WHAT YOU ARE ASKED TO DO: If a line in the data holds "sifra", copy that line out in full.

[Dataset rows for apps and sites]
★ ★ ★

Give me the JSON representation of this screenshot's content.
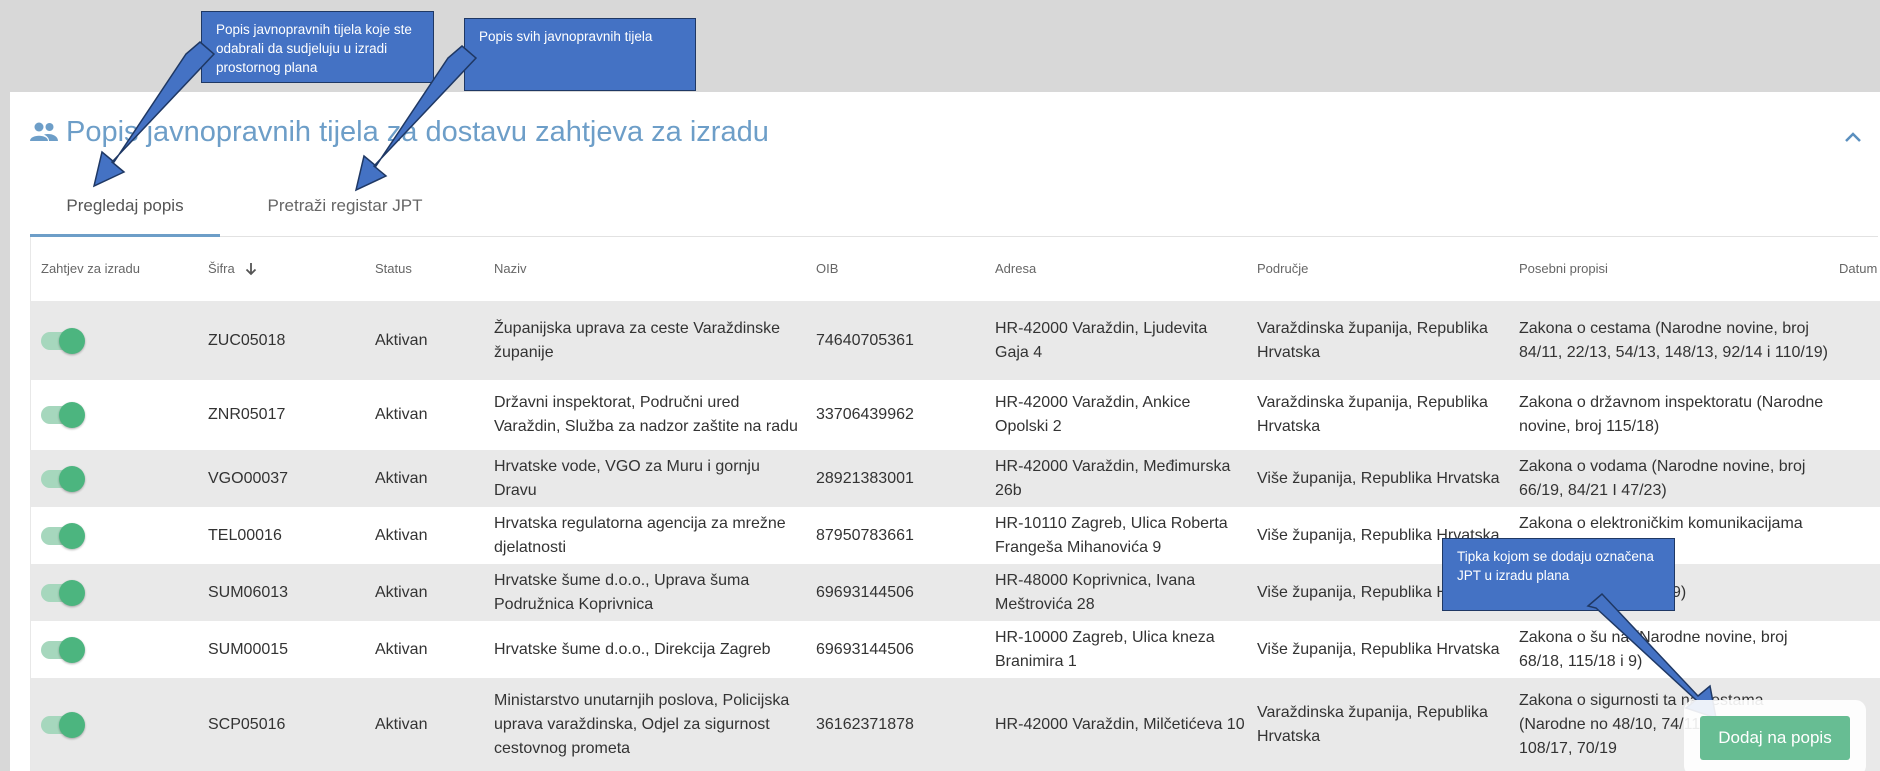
{
  "panel": {
    "title": "Popis javnopravnih tijela za dostavu zahtjeva za izradu",
    "title_icon": "people-icon",
    "collapse_icon": "chevron-up-icon"
  },
  "tabs": [
    {
      "label": "Pregledaj popis",
      "active": true
    },
    {
      "label": "Pretraži registar JPT",
      "active": false
    }
  ],
  "table": {
    "headers": [
      "Zahtjev za izradu",
      "Šifra",
      "Status",
      "Naziv",
      "OIB",
      "Adresa",
      "Područje",
      "Posebni propisi",
      "Datum"
    ],
    "sort_icon": "arrow-down-icon",
    "rows": [
      {
        "toggle_on": true,
        "sifra": "ZUC05018",
        "status": "Aktivan",
        "naziv": "Županijska uprava za ceste Varaždinske županije",
        "oib": "74640705361",
        "adresa": "HR-42000 Varaždin, Ljudevita Gaja 4",
        "podrucje": "Varaždinska županija, Republika Hrvatska",
        "propisi": "Zakona o cestama (Narodne novine, broj 84/11, 22/13, 54/13, 148/13, 92/14 i 110/19)"
      },
      {
        "toggle_on": true,
        "sifra": "ZNR05017",
        "status": "Aktivan",
        "naziv": "Državni inspektorat, Područni ured Varaždin, Služba za nadzor zaštite na radu",
        "oib": "33706439962",
        "adresa": "HR-42000 Varaždin, Ankice Opolski 2",
        "podrucje": "Varaždinska županija, Republika Hrvatska",
        "propisi": "Zakona o državnom inspektoratu (Narodne novine, broj 115/18)"
      },
      {
        "toggle_on": true,
        "sifra": "VGO00037",
        "status": "Aktivan",
        "naziv": "Hrvatske vode, VGO za Muru i gornju Dravu",
        "oib": "28921383001",
        "adresa": "HR-42000 Varaždin, Međimurska 26b",
        "podrucje": "Više županija, Republika Hrvatska",
        "propisi": "Zakona o vodama (Narodne novine, broj 66/19, 84/21 I 47/23)"
      },
      {
        "toggle_on": true,
        "sifra": "TEL00016",
        "status": "Aktivan",
        "naziv": "Hrvatska regulatorna agencija za mrežne djelatnosti",
        "oib": "87950783661",
        "adresa": "HR-10110 Zagreb, Ulica Roberta Frangeša Mihanovića 9",
        "podrucje": "Više županija, Republika Hrvatska",
        "propisi": "Zakona o elektroničkim komunikacijama 76/22)"
      },
      {
        "toggle_on": true,
        "sifra": "SUM06013",
        "status": "Aktivan",
        "naziv": "Hrvatske šume d.o.o., Uprava šuma Podružnica Koprivnica",
        "oib": "69693144506",
        "adresa": "HR-48000 Koprivnica, Ivana Meštrovića 28",
        "podrucje": "Više županija, Republika Hrvatska",
        "propisi": "Narodne novine, broj 9)"
      },
      {
        "toggle_on": true,
        "sifra": "SUM00015",
        "status": "Aktivan",
        "naziv": "Hrvatske šume d.o.o., Direkcija Zagreb",
        "oib": "69693144506",
        "adresa": "HR-10000 Zagreb, Ulica kneza Branimira 1",
        "podrucje": "Više županija, Republika Hrvatska",
        "propisi": "Zakona o šu na (Narodne novine, broj 68/18, 115/18 i 9)"
      },
      {
        "toggle_on": true,
        "sifra": "SCP05016",
        "status": "Aktivan",
        "naziv": "Ministarstvo unutarnjih poslova, Policijska uprava varaždinska, Odjel za sigurnost cestovnog prometa",
        "oib": "36162371878",
        "adresa": "HR-42000 Varaždin, Milčetićeva 10",
        "podrucje": "Varaždinska županija, Republika Hrvatska",
        "propisi": "Zakona o sigurnosti ta na cestama (Narodne no 48/10, 74/11, 80/13, 1 64/15, 108/17, 70/19"
      }
    ]
  },
  "callouts": {
    "c1": "Popis javnopravnih tijela koje ste odabrali da sudjeluju u izradi prostornog plana",
    "c2": "Popis svih javnopravnih tijela",
    "c3": "Tipka kojom se dodaju označena JPT u izradu plana"
  },
  "add_button": "Dodaj na popis",
  "colors": {
    "accent": "#6d9ec8",
    "toggle": "#4cb57f",
    "button": "#67bd93",
    "callout": "#4472c4"
  }
}
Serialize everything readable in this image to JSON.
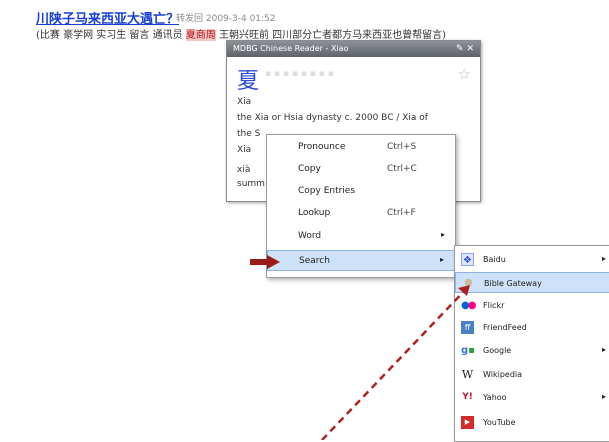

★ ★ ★

RESPONSE:
        "sifra": "ZUC05018",
        "sifra": "ZNR05017",
        "sifra": "VGO00037",
        "sifra": "TEL00016",
        "sifra": "SUM06013",
        "sifra": "SUM00015",
        "sifra": "SCP05016",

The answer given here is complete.